Your body is designed to operate in complete darkness at night. If your body is not enveloped by complete darkness at night, it could be impacting your sleep. What do I mean by that?
The Why: As a species we did not always have the power to control the night. Since the invention of electricity and the lightbulb, we have been able to blur the lines of day and night. This is having a major effect on our health if abused, which for most of us is. Your body is regulated by a circadian rhythm clock. This clock influences mood, hormone secretion, sleep-wake behavior, and gene expression. Your circadian clock is controlled mainly by light and darkness. There are other influences like eating, exercise, and stress that can also have an impact, but light/dark are the main players. We as a species are now living in a reversed light cycle world. We spend most of the day inside where the lux (a measure of brightness) is low compared to outside and then at night we are lighting up the inside of our houses counter to the darkness outside.

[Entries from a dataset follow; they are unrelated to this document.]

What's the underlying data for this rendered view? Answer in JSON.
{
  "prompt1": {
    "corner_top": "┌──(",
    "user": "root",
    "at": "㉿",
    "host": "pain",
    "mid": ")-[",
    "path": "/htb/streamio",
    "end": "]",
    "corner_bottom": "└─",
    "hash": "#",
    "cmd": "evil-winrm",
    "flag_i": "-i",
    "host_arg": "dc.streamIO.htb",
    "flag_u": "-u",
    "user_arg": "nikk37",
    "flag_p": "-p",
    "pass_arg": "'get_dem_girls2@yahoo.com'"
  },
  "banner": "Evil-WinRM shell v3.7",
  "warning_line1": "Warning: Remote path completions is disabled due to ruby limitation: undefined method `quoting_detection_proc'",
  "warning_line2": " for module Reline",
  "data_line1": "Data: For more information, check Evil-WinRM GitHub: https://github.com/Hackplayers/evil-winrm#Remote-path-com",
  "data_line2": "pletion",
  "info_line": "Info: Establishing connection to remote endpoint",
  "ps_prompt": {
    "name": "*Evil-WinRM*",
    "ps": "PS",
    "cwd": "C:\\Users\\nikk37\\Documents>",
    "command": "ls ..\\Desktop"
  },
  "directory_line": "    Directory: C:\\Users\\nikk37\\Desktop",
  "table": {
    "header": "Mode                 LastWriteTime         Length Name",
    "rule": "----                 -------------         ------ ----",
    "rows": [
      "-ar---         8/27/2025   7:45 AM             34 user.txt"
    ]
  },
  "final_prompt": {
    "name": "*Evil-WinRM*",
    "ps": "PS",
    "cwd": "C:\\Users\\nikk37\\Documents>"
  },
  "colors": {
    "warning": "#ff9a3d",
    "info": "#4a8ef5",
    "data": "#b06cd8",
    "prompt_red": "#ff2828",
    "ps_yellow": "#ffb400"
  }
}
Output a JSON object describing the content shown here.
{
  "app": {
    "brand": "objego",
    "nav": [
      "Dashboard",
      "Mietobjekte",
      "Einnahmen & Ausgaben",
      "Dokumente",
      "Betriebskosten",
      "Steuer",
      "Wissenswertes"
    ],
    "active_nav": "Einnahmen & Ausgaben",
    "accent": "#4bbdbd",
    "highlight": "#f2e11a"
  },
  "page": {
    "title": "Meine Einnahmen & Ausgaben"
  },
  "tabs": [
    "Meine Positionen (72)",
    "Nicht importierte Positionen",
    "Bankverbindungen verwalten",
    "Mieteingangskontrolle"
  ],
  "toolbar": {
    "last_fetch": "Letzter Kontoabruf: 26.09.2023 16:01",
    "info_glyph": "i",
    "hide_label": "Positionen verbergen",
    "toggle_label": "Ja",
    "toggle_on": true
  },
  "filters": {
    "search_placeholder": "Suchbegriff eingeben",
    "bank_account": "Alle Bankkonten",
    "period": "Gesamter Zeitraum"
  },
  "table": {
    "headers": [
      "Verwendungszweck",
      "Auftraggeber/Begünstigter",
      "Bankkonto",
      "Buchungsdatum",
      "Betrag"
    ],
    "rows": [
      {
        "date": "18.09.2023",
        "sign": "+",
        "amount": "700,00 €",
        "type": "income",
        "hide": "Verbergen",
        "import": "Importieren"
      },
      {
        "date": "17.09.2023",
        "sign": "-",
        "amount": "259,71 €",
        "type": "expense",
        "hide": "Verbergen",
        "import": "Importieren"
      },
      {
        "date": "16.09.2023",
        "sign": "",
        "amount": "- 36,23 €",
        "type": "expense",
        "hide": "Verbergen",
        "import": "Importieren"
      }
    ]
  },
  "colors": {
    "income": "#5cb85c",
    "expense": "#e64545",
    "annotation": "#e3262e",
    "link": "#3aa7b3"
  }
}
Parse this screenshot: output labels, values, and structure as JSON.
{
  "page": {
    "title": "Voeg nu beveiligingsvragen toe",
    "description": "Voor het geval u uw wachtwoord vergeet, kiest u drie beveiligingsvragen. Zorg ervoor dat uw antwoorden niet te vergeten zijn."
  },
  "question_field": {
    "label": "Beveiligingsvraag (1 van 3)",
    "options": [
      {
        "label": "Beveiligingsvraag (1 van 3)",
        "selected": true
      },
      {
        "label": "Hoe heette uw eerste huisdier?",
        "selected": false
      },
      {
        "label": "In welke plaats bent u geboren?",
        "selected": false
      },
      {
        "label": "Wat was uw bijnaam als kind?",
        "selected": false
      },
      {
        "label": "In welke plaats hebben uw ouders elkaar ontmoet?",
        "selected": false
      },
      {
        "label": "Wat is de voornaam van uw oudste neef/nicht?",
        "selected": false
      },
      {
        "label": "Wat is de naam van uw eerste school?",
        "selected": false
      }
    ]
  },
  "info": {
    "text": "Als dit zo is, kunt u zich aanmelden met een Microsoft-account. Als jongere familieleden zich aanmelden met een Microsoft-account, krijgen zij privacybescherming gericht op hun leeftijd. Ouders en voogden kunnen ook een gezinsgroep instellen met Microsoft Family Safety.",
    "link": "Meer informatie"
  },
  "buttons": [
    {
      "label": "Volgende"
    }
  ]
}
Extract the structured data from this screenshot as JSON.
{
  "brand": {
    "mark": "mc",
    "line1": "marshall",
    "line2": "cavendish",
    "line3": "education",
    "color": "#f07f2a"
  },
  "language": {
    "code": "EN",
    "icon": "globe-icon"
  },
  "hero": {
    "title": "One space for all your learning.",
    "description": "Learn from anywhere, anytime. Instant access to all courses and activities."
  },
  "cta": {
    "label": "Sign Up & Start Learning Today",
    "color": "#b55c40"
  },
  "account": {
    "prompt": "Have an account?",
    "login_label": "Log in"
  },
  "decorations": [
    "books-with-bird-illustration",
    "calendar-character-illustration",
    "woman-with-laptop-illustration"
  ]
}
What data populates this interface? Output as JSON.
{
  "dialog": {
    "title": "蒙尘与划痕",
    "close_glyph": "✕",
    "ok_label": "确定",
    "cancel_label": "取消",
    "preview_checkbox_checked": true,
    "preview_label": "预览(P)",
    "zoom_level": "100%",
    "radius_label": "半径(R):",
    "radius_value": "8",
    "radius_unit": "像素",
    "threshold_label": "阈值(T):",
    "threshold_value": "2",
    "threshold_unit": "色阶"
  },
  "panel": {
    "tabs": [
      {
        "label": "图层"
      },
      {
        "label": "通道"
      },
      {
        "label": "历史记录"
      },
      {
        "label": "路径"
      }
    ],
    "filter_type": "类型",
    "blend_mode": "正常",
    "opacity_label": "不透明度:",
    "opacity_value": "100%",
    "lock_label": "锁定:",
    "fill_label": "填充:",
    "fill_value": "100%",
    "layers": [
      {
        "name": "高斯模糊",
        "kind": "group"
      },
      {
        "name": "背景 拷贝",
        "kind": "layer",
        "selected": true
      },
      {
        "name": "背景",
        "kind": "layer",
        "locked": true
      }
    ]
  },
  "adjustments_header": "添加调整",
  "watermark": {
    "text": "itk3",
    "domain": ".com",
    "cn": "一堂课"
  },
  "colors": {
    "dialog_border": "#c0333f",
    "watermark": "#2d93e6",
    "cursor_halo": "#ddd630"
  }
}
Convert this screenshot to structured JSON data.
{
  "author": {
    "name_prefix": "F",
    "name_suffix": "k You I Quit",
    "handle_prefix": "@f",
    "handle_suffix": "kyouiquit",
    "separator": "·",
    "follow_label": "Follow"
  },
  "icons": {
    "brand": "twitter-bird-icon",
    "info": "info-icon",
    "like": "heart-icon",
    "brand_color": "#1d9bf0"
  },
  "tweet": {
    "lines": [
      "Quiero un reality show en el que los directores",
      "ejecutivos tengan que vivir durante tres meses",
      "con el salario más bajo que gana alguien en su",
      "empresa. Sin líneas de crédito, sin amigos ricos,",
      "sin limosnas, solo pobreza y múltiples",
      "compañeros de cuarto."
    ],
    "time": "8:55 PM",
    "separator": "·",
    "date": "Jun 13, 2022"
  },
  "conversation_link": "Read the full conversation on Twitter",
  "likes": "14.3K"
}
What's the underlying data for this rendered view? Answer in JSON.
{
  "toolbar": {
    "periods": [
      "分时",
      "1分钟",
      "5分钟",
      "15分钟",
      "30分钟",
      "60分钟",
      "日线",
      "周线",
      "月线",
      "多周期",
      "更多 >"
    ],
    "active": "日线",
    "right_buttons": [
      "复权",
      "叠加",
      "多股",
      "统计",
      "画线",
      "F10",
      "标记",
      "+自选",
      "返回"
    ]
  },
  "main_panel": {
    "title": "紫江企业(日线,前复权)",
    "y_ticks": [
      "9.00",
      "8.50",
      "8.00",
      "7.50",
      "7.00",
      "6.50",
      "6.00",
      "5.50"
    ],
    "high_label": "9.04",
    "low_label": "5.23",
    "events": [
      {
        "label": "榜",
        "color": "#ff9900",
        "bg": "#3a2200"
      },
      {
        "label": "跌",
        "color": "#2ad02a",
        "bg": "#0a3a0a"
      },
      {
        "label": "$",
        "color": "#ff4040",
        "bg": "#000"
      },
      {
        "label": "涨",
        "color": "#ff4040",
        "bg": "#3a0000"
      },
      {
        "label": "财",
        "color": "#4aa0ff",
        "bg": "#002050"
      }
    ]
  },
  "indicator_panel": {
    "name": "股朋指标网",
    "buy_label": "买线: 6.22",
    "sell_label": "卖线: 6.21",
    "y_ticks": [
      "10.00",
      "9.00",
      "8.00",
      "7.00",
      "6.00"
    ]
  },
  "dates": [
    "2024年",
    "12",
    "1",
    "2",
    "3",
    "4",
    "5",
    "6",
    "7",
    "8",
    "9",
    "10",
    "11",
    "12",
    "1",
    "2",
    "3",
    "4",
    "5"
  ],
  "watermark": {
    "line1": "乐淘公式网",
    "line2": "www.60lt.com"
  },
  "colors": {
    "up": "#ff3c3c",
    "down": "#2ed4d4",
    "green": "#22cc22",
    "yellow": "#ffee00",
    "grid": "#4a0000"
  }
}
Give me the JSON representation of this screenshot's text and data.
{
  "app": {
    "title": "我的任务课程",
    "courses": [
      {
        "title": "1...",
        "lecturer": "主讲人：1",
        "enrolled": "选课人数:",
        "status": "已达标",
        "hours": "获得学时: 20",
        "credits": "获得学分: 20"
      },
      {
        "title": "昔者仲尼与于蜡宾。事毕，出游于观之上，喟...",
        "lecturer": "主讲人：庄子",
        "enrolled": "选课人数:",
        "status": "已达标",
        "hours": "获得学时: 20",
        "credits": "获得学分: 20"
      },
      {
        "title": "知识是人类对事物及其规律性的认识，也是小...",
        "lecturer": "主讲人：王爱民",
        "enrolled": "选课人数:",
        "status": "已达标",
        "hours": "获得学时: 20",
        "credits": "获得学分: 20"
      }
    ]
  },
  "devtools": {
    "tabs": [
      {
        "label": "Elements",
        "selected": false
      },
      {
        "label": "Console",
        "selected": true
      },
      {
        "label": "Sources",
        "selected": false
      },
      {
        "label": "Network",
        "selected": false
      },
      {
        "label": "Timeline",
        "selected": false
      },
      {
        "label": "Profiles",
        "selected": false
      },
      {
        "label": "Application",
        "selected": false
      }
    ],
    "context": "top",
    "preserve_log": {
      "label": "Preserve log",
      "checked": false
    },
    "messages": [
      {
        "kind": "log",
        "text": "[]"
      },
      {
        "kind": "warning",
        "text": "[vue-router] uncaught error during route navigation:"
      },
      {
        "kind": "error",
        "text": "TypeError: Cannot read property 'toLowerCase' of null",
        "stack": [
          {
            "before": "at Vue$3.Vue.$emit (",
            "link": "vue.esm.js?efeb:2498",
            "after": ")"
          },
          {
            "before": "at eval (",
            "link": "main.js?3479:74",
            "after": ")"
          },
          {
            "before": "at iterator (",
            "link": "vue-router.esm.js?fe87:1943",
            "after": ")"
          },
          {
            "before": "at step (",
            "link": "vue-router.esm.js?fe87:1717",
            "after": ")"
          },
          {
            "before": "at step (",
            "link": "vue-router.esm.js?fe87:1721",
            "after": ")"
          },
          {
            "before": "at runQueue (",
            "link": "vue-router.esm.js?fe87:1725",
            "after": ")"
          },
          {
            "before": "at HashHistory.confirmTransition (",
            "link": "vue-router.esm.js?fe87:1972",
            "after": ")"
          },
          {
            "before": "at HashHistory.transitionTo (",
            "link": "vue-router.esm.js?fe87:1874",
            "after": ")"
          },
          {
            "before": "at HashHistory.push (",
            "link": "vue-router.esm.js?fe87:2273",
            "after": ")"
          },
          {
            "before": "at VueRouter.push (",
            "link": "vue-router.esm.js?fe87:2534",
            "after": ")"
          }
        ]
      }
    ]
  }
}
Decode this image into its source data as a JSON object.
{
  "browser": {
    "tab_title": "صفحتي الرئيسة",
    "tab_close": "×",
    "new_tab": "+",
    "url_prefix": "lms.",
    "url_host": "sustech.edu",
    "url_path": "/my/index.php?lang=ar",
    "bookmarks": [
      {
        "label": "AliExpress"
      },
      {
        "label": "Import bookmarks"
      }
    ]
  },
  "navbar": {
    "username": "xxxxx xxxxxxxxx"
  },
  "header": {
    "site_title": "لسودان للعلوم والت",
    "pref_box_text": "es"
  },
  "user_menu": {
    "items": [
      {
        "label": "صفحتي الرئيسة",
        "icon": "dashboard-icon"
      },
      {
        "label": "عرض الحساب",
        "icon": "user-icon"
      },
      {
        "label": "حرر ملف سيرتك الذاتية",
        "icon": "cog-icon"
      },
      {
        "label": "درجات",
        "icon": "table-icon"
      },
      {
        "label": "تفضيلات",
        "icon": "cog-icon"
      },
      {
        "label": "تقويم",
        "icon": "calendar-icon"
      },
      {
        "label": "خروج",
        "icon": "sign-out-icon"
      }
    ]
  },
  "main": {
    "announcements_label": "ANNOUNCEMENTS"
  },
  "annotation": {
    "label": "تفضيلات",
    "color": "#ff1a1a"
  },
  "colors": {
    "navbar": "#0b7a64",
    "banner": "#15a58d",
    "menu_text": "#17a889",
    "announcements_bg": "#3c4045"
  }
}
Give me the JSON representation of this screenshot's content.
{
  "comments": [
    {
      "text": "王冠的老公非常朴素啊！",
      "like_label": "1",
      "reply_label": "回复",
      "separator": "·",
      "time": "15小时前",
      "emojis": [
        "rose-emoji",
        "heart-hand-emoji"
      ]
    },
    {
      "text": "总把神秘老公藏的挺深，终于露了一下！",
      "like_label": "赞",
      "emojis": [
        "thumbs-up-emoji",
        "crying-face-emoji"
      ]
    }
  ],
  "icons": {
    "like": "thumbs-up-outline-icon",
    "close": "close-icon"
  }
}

The body is equipped with light sensors in your eyes and in your skin. A natural cycle that used to occur before electricity lit up the night was as the sun set, the body would sense the dimming light and start releasing melatonin to start making you sleepy. You would cash out shortly after sundown, sleep great through the night, and as the sun started to rise, the rays would hit your skin and filter through your eyelids. Your body then would stop the production of melatonin and start producing cortisol. The cortisol would wake you up ready to go with a ball of energy to attack the day. Along with waking up your digestive system, energy cycles, and other cellular processes would all be lined up on the right time so that they work in harmony.
Fast forward to present day. Light pollution is not talked about, but it is having an impact on our health and even animals in nature. As the sun sets you flick on your indoor lights. Your eyes and skin pick it up as prolonged daytime. The release of melatonin is delayed later and later until you are just exhausted and fall asleep. For many, they are falling asleep because they are exhausted as opposed to following a natural sleep-wake cycle. The bedroom should be completely dark. If you can see your hand in front of your face it is too light. This light can penetrate your eyelids which you guessed it will trigger or interfere with the quality of your sleep and your circadian rhythm.
I have an Oura ring that is a sleep tracker. I noticed an interesting trend when we had our room painted a few months ago. We removed our drapes to paint the room and decided not to put them up, opting to install blackout blinds. We were a little slow at getting the blinds. On my Oura ring I was able to see my REM sleep decreasing each week due to the morning light coming in. The interesting point to make is that I sleep with a sleep mask so my eyes were not exposed to the light. Light receptors on my skin were being activated and my sleep was being disturbed.
Stray light can come from hallway lights, standby lights on TVs, phones, laptops, and outside lights. Those standby lights are like little LED laser beams and they are wrecking your sleep. Have you ever gotten up to go to the bathroom and flicked on the light and then couldn’t fall back to sleep? I will give you a second to connect the dots. That short flash of light hitting your eyes and skin just told your body it is time to wake up and so a release of cortisol flooded your system.
You are probably thinking to yourself, I fall asleep just fine with the lights on and right you are, but what is the quality of your sleep? Are you falling asleep because you are running on completely empty? Hey, if you are truly exhausted you probably can fall asleep on the airport floor if needed. The goal of the Build Better Sleep Blueprint is to move away from just getting by, to optimizing and maximizing the things that will improve and increase your sleep and health.
How to make a darkspace
So here is a list of solutions you can try for creating a darkspace in your bedroom.
- Put up blackout shades or a super cheap option, but lacking in style would be black plastic over the windows. This is really important for those that work the night shift and need to sleep during the day.
- Purchase an eye mask. I l really like the ones made by Mantasleep (www.mantasleep.com)
- Cover all of the standby lights with black electrical tape or better yet unplug them or move them out of the room.
- Replace any night lights with red led night lights. Red light has the least impact on melatonin levels. Make sure to get ones that are an actual red led opposed to one that is a white led with a red filter. Put these in the bathroom to avoid turning on the light.
- Remove the tv and electronics from the room. The flood of blue light right before bed hitting your skin and eyes even with blue blockers is not ideal.
- Put a towel over alarm clocks or purchase ones that have red numbers.
Try This: Your actions to take for this brick are to check the darkness of your room at night. Can you see your hand in front of your face? If yes, where is the stray light coming from? Refer to the above solutions and start reclaiming your room as a dark space.